By Melissa Mullinax
In her latest publication, “The Purity Myth: How America’s Obsession with Virginity Is Hurting Young Women,” author Jessica Valenti attacks the concept of virginity and its perpetuation in America.
Covering a wide array of fields, Valenti devotes chapters to how politics, public school systems and pornography feed the “purity myth” and strengthen its influence.
In particular, Valenti specifically rails against abstinence only sex education as promoted by Republican presidential administrations.
She also addresses how race and class negatively affect young women within the “purity myth”.
Through a combination of surprising statistics and shocking anecdotes, Valenti builds a well-researched and unapologetically feminist argument against the idolization of young women’s virginity.
She argues that valuing women solely for their sexual actions, or lack thereof, is shallow, oppressive and detrimental to both women and men.
Valenti’s work reads like a cross between a scholarly journal article and shameless feminist propaganda.
Each of the chapters contain footnotes, which direct the reader toward a bibliography in the back of the book.
With a hefty amount of documentation, Valenti displays how well versed and knowledgeable she is on the subject of women’s rights and related matters.
At times, she cites her own blog, www.feministing.com, as a source of information.
In addition to the traditional numbered footnotes, which resemble any other type of thesis that demands research, Valenti also includes other types of footnotes, which are indicated by various symbols such as asterisks and crosses.
These footnotes serve a different purpose.
Instead of citing a source for the statement made in het text, the footnotes include personal stories or commentary.
While the comments and stories bring another layer of humor to the book as a whole, they simultaneously have the potential to undercut Valenti’s voice as an authoritative and serious writer.
Discussing a law proposed by a Virginia lawmaker which denies unmarried women access to reproductive technology, she adds in an asterisk footnote, “This is what I like to call the ‘no dick, no deal’ law.”
While certain readers, possibly even most people reading this book, may laugh along with Valenti’s crude and catchy comment, it still leaves them wondering how seriously she expects the audience to take her arguments.
All things considered, her shifting tone works for the general mood of the book.
Part of Valenti’s appeal is her ability to take a controversial problem, such a virginity, write her ideas into a book and maintain a political, ideological, and moral discussion, all the while invoking humor and her own experience.
Making no attempt to appear impartial or neutral, she brings herself into her work and acknowledges her own feminist bias.
At first glance, it appears that Valenti’s main argument in “The Purity Myth” is that women should have sex all the time and everywhere; however, she specifically addresses this misconception.
While she spends many pages in the book unabashedly attacking the Christian Right and its attempt to control women’s bodies through the propagation of patriarchy, Valenti also acknowledges that women may choose to abstain from sex for their own reasons, any of which are valid and which she respects.
The point is that women have a choice that is without shame and without guilt.

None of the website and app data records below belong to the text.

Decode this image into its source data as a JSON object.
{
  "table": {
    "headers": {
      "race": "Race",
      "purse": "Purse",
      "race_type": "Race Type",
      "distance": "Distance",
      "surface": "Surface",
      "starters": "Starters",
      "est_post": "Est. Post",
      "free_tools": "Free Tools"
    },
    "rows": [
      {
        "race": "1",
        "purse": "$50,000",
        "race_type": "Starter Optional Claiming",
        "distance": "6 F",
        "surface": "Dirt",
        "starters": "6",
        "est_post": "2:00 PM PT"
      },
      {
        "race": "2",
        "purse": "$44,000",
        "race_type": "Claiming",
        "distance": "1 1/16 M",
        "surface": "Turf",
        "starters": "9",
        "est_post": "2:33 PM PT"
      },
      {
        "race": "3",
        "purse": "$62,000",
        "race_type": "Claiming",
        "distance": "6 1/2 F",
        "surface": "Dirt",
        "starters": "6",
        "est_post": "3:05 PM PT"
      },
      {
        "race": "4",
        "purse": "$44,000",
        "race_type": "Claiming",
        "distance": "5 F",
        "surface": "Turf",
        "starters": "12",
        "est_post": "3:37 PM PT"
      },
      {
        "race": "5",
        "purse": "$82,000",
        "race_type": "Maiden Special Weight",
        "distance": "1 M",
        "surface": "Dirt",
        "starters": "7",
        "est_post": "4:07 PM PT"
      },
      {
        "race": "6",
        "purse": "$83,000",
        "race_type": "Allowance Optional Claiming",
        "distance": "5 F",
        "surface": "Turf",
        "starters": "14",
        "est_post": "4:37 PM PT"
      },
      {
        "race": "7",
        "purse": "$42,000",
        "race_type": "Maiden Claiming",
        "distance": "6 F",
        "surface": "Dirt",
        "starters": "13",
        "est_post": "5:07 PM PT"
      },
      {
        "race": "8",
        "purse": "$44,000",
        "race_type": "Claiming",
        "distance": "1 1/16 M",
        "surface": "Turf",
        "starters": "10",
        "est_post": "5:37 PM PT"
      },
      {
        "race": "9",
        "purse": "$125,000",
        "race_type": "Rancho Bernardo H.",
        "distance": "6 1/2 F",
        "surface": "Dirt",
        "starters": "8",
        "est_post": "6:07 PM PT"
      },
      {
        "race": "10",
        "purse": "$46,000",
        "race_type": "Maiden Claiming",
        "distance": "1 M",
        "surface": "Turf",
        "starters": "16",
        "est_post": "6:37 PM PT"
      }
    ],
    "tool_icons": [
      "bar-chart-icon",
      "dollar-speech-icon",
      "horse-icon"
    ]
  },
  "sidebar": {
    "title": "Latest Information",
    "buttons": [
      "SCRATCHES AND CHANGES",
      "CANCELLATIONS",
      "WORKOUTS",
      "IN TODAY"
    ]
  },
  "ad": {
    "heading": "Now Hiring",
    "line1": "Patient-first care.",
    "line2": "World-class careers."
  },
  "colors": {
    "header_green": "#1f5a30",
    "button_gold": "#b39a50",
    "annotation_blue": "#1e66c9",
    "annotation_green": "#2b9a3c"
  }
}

Valenti proposes that there is more to woman than her sexuality.
She suggests that in order to break the prevalent classification of women as either virgins or whores, society must recognize a woman’s ability to make her own decisions as a complex and competent individual.